Wildcat is an exception. It has five peaks, and to me at least, it feels like you’re climbing another mountain entirely as you move from one to the other – especially between “D” and “C”. Today between “D” and “C”, it wasn’t just the deep drop to the col and then the steep climb up “C”, but the amount of trees and limbs blown down by the recent storms. These were some of the most annoying blowdowns I’ve encountered – like the wind took care to place them across the trail in spots that were tough to go around, at heights that made them awkward to go over or under, and then froze them solidly in place. Good one, wind.
Between “C” and “A”, though, the trail was in good shape – few blowdowns and great snow. There were no tracks, but the trail was easy to follow and the snow was firm enough to not feel like I was “breaking” trail.
Near the 4,422 foot summit of “A” is one of my favorite views in the White Mountains – a look down into Carter Notch at the AMC Carter Notch Hut, Carter Lakes, the Rampart, and mighty Carter Dome. Some day I’d like to thoroughly explore the Rampart, a giant field of boulders that have fallen from Carter Dome and Wildcat. I’ve been meaning to do this for years, but it hasn’t happened yet. Maybe in 2015.
After “A” peak and the view into the notch, it was time to turn around. I don’t know why, but on the hike back to the col between “D” and “E”, I felt like a machine. Maybe it was my gourmet lunch of salami, pepper jack cheese and crackers (for me this is fine dining). I made it back in about an hour, and then made a quick stop on “E” peak. No view here, but a good place to kill most of the rest of my water and food. Easier to carry it in the stomach than the pack.
The trip down Polecat was fast, although the crust on the snow didn’t allow for much sliding. The top half of the mountain had reopened, probably when the wind died down around noon, so there were more people using the open sections of trail. I love watching (or taking) a good fall, but unfortunately, I saw no hilarious wipeouts today. Disappointing.

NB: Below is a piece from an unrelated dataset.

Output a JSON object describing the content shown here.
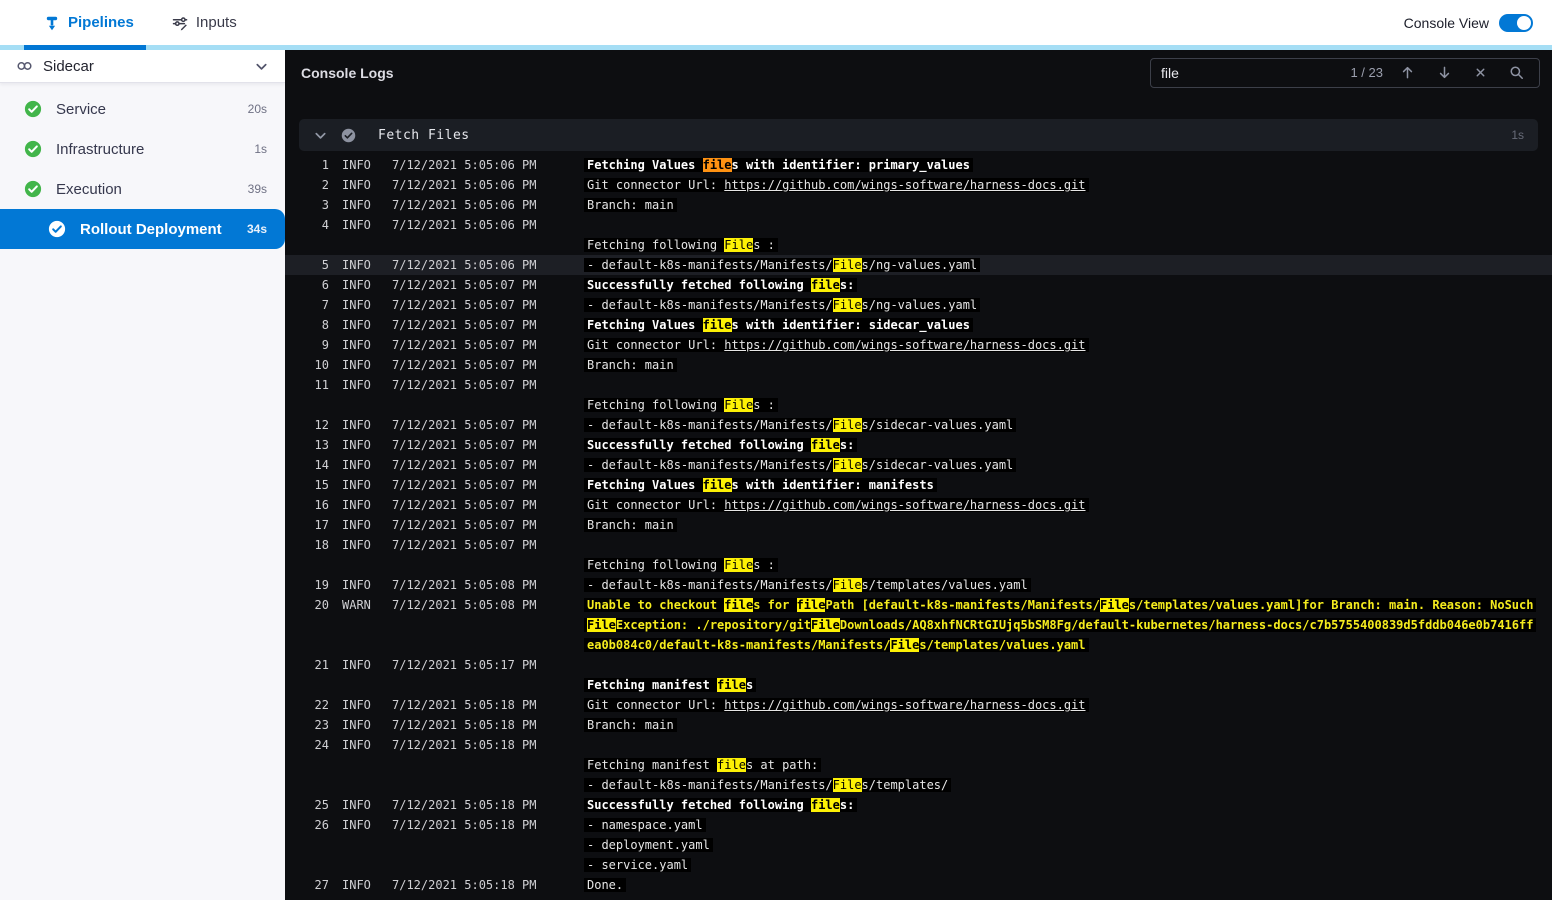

Someone on patrol did ask to see my access pass, so I wouldn’t recommend rolling the dice on that one.
I was back at the car by 3:00, and that was the end of my first trip over the Wildcats in calendar winter.